Among the 100-plus lists that Forbes publishes, the world’s billionaires list usually captures the brightest spotlight. But Peter favours the “Forbes 30 Under 30” the most. “The list celebrates successful young entrepreneurs under the age of 30. Many of those ranking on the current list of the world’s billionaires created their wealth from entrepreneurship. When we compile the 30 Under 30 list, we often identify the future billionaires ahead of others. We may decide to invest in them to support their work and invest in the future.”

Peter Hung hosted a Happy Hour session of the CUHK Entrepreneurs Alliance and spoke with three alumni of the CUHK Business School who were selected by “Forbes 30 Under 30 Asia”.

With “fake news” plaguing the media in recent years, and Forbes having nearly 3,000 columnists publishing approximately 10,000 articles a month on, Peter maintains the publication’s credibility by focusing on the people: “We insist on creating original content, and we maintain long-term relationships with most of our columnists. We do not reprint stories, and we work tirelessly to ensure content authenticity.” He added: “We now use blockchain technology to record an article’s details accurately, including the original text and where additions or deletions were made.
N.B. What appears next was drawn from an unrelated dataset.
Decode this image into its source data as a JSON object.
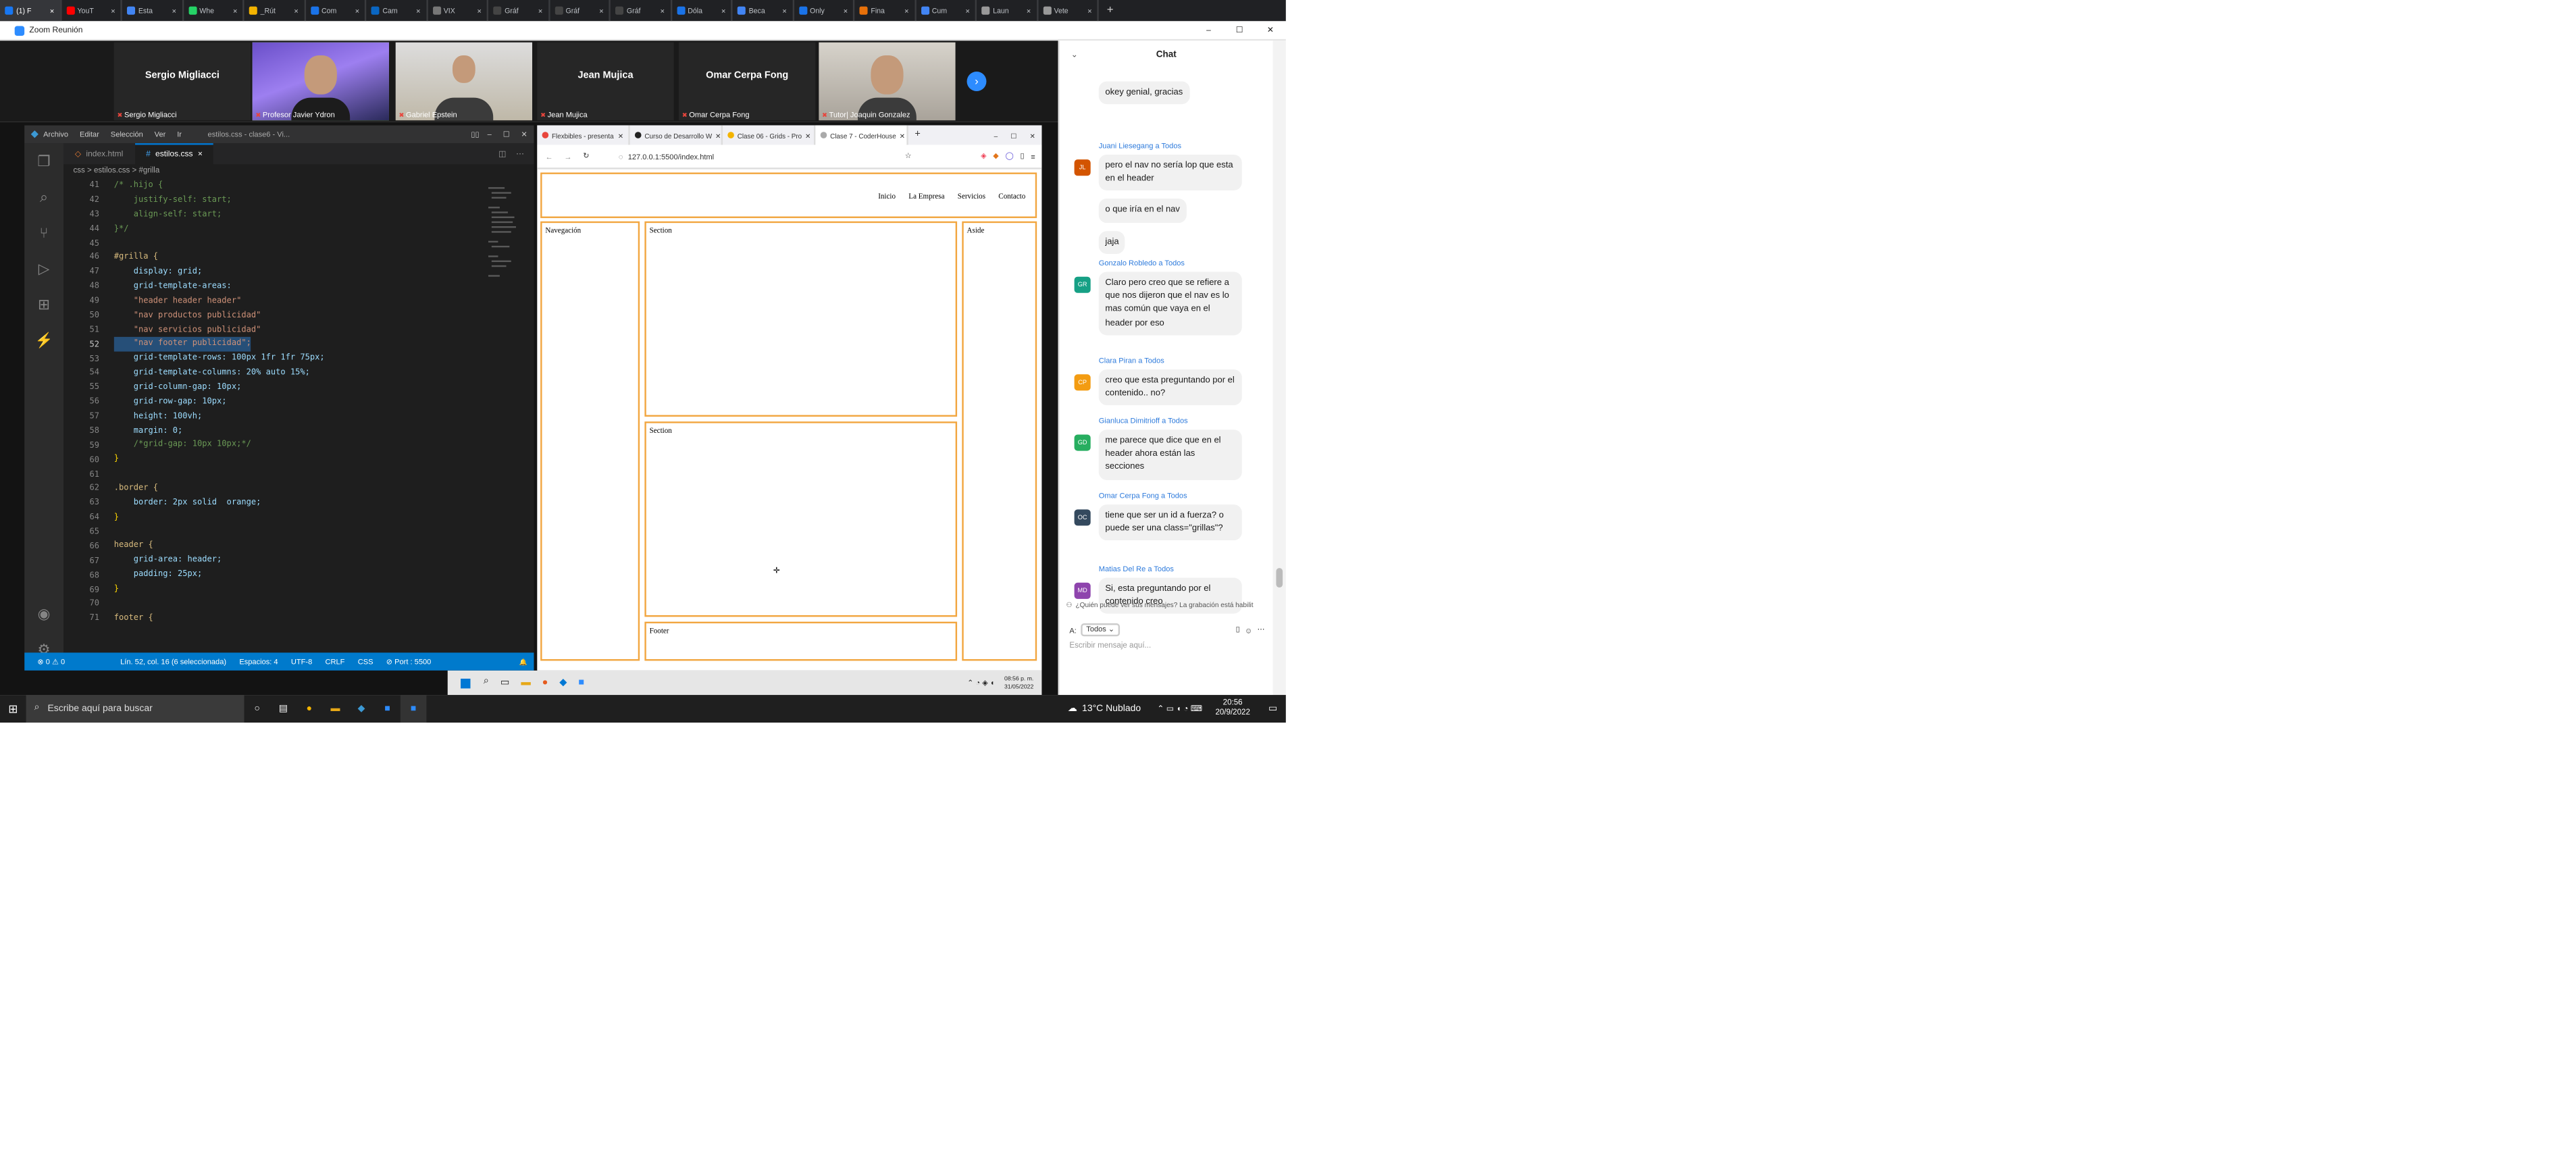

This enables us to ensure the content’s authenticity and credibility.”

Looking back at his work and his life, Peter considers the most important skill he acquired to be “learning to learn”: “What I learnt about marketing in the 1980s is starkly different from what is practiced in digital marketing today. They are almost entirely different concepts. With the world constantly changing, we must also continually upgrade ourselves.” This constant pursuit of knowledge and change has enabled this HongKonger to preserve the prestige of Forbes’ brand and continually evolve it.


Alumni Can Support One Another Overseas

Peter spends most of his time working overseas. He advised those planning to work and live overseas to seek out other alumni to help them acclimatise to the local lifestyle. He also observed: “The student population of CUHK now comprises a high proportion of students from Hong Kong and the Mainland. The CUHK should recruit more students from different regions to enrich the international diversity of the student body. To this end, alumni overseas can be a great resource to promote and market CUHK to students overseas. They can introduce Hong Kong to them and tell them about student life at CUHK.” Peter also hopes that alumni overseas can offer more internship opportunities to help CUHK students develop a broader global perspective.

When CUHK launched the Global Alumni Advisory Board in 2018, Peter Hung (6th from right) was one of 12 alumni appointed as members.

Peter always strives to do his best and searches for opportunities to learn. He graduated with first class honours from CUHK, and he was the captain of the CUHK table tennis team and the president of the Business Administration Society of the Chung Chi College. He said: “Playing table tennis demands regular practice, which is great for developing self-discipline.” Then, when an opportunity to shine presents itself, one can make the most of it. This is Peter’s attitude for life, and this attitude has enabled him to dazzle on the international stage.


This article was also published in the iMoney magazine on 13 March 2021.

Other news